Aim of the exercise -
The answer should consist of each line from the data below that includes "text".

Records shown -
******************************
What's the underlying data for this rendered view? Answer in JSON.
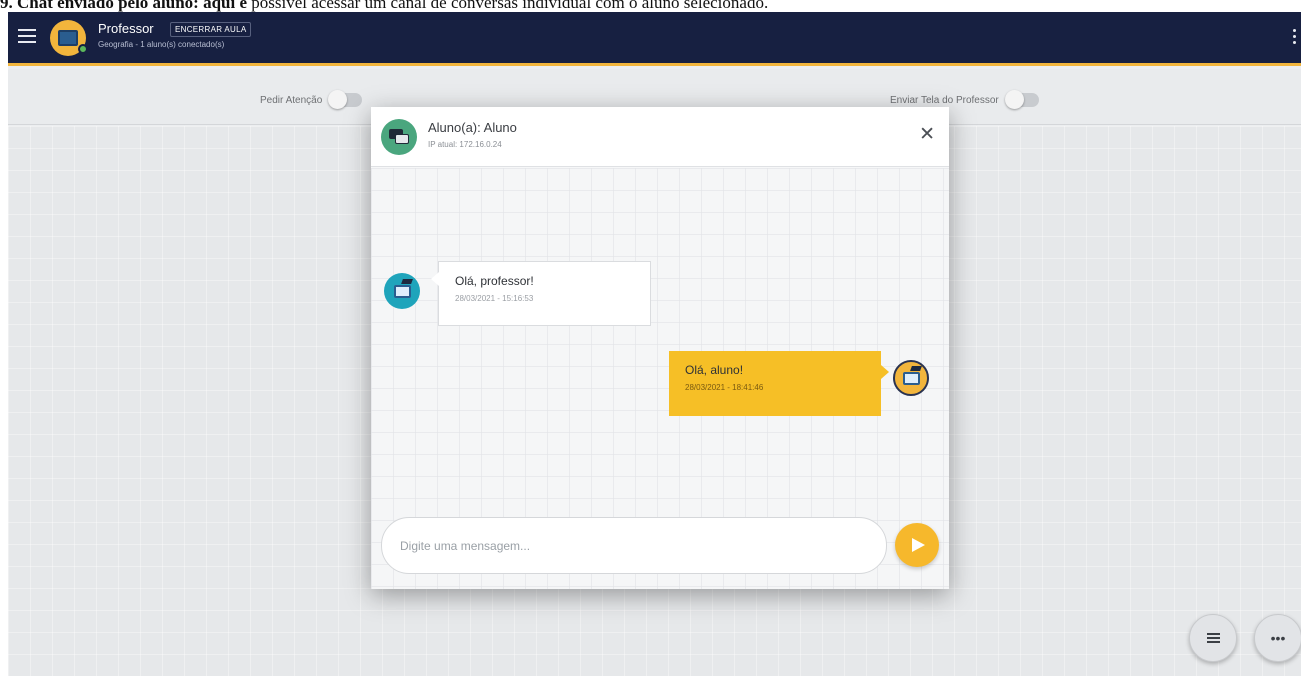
{
  "caption": {
    "bold": "9. Chat enviado pelo aluno:",
    "bold_parts": [
      "aqui é"
    ],
    "text": " possível acessar um canal de conversas individual com o aluno selecionado."
  },
  "topbar": {
    "title": "Professor",
    "end_class_label": "ENCERRAR AULA",
    "subtitle": "Geografia - 1 aluno(s) conectado(s)"
  },
  "toggles": {
    "ask_attention_label": "Pedir Atenção",
    "send_screen_label": "Enviar Tela do Professor"
  },
  "chat_modal": {
    "title": "Aluno(a): Aluno",
    "ip": "IP atual: 172.16.0.24",
    "messages": [
      {
        "text": "Olá, professor!",
        "time": "28/03/2021 - 15:16:53"
      },
      {
        "text": "Olá, aluno!",
        "time": "28/03/2021 - 18:41:46"
      }
    ],
    "input_placeholder": "Digite uma mensagem..."
  },
  "colors": {
    "topbar_bg": "#172041",
    "accent": "#f2b53c",
    "student_avatar": "#1fa4bb",
    "reply_bubble": "#f6bf26"
  }
}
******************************
Solution to the exercise -
    "text": " possível acessar um canal de conversas individual com o aluno selecionado."
        "text": "Olá, professor!",
        "text": "Olá, aluno!",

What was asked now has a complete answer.